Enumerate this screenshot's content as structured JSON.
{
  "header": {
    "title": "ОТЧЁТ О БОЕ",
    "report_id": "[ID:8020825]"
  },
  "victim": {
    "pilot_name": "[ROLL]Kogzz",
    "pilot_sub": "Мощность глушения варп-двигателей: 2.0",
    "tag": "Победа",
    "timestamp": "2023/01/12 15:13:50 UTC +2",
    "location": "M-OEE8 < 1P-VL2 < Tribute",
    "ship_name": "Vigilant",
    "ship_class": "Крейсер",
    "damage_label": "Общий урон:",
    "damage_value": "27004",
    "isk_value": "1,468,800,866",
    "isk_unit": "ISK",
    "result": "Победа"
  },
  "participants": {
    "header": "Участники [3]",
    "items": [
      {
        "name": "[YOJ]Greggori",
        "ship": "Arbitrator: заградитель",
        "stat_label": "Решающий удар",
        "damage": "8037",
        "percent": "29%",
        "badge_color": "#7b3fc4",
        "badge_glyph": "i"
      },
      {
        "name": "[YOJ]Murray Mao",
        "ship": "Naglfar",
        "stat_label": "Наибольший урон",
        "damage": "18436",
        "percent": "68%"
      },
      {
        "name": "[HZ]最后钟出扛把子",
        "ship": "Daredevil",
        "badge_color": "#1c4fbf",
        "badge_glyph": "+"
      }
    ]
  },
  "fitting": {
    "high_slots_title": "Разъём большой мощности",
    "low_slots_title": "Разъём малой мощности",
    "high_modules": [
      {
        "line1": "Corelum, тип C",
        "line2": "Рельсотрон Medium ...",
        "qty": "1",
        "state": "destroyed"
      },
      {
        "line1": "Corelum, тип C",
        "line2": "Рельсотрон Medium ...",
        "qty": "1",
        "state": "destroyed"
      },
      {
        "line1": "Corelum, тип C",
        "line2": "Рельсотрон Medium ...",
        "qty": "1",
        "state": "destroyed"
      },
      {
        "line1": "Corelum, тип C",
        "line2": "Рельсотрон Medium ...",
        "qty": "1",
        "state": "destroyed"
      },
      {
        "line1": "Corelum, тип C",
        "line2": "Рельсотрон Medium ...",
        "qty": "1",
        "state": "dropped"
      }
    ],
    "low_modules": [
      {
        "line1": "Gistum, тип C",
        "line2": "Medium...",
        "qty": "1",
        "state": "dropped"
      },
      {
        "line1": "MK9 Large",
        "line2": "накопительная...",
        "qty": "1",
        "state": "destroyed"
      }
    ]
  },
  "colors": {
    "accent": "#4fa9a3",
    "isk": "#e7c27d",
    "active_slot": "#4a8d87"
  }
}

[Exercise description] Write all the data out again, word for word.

[Answer]
Enumerate this screenshot's content as structured JSON.
{
  "header": {
    "title": "ОТЧЁТ О БОЕ",
    "report_id": "[ID:8020825]"
  },
  "victim": {
    "pilot_name": "[ROLL]Kogzz",
    "pilot_sub": "Мощность глушения варп-двигателей: 2.0",
    "tag": "Победа",
    "timestamp": "2023/01/12 15:13:50 UTC +2",
    "location": "M-OEE8 < 1P-VL2 < Tribute",
    "ship_name": "Vigilant",
    "ship_class": "Крейсер",
    "damage_label": "Общий урон:",
    "damage_value": "27004",
    "isk_value": "1,468,800,866",
    "isk_unit": "ISK",
    "result": "Победа"
  },
  "participants": {
    "header": "Участники [3]",
    "items": [
      {
        "name": "[YOJ]Greggori",
        "ship": "Arbitrator: заградитель",
        "stat_label": "Решающий удар",
        "damage": "8037",
        "percent": "29%",
        "badge_color": "#7b3fc4",
        "badge_glyph": "i"
      },
      {
        "name": "[YOJ]Murray Mao",
        "ship": "Naglfar",
        "stat_label": "Наибольший урон",
        "damage": "18436",
        "percent": "68%"
      },
      {
        "name": "[HZ]最后钟出扛把子",
        "ship": "Daredevil",
        "badge_color": "#1c4fbf",
        "badge_glyph": "+"
      }
    ]
  },
  "fitting": {
    "high_slots_title": "Разъём большой мощности",
    "low_slots_title": "Разъём малой мощности",
    "high_modules": [
      {
        "line1": "Corelum, тип C",
        "line2": "Рельсотрон Medium ...",
        "qty": "1",
        "state": "destroyed"
      },
      {
        "line1": "Corelum, тип C",
        "line2": "Рельсотрон Medium ...",
        "qty": "1",
        "state": "destroyed"
      },
      {
        "line1": "Corelum, тип C",
        "line2": "Рельсотрон Medium ...",
        "qty": "1",
        "state": "destroyed"
      },
      {
        "line1": "Corelum, тип C",
        "line2": "Рельсотрон Medium ...",
        "qty": "1",
        "state": "destroyed"
      },
      {
        "line1": "Corelum, тип C",
        "line2": "Рельсотрон Medium ...",
        "qty": "1",
        "state": "dropped"
      }
    ],
    "low_modules": [
      {
        "line1": "Gistum, тип C",
        "line2": "Medium...",
        "qty": "1",
        "state": "dropped"
      },
      {
        "line1": "MK9 Large",
        "line2": "накопительная...",
        "qty": "1",
        "state": "destroyed"
      }
    ]
  },
  "colors": {
    "accent": "#4fa9a3",
    "isk": "#e7c27d",
    "active_slot": "#4a8d87"
  }
}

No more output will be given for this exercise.